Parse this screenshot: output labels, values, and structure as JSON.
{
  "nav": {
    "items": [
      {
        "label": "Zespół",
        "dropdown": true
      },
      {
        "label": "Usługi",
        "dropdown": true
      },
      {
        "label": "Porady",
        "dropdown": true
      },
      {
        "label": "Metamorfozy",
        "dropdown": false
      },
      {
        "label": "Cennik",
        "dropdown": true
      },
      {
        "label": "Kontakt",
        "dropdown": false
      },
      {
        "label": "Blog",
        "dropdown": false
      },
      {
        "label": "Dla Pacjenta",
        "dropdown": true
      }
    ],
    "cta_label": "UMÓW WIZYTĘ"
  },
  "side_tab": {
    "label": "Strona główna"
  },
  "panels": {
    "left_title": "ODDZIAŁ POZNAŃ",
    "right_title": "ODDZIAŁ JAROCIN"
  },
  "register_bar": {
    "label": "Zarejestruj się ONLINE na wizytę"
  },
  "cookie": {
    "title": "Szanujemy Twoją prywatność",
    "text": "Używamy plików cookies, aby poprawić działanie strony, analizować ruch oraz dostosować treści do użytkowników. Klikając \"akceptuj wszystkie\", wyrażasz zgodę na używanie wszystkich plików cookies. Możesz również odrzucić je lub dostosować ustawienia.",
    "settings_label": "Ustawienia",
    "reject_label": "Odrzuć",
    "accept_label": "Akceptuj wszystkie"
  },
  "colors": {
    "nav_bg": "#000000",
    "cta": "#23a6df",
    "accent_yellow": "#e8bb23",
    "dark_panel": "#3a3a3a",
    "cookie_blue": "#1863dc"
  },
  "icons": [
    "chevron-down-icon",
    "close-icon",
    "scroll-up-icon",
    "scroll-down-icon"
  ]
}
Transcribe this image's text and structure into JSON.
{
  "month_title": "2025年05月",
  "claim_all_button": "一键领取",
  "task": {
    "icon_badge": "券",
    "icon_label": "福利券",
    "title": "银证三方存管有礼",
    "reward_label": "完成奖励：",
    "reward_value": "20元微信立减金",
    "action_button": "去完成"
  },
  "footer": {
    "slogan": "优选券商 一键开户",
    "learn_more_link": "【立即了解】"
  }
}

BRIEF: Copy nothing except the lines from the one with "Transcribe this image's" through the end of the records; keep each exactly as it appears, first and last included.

ANSWER TO THIS EXERCISE:
Transcribe this image's text and structure into JSON.
{
  "month_title": "2025年05月",
  "claim_all_button": "一键领取",
  "task": {
    "icon_badge": "券",
    "icon_label": "福利券",
    "title": "银证三方存管有礼",
    "reward_label": "完成奖励：",
    "reward_value": "20元微信立减金",
    "action_button": "去完成"
  },
  "footer": {
    "slogan": "优选券商 一键开户",
    "learn_more_link": "【立即了解】"
  }
}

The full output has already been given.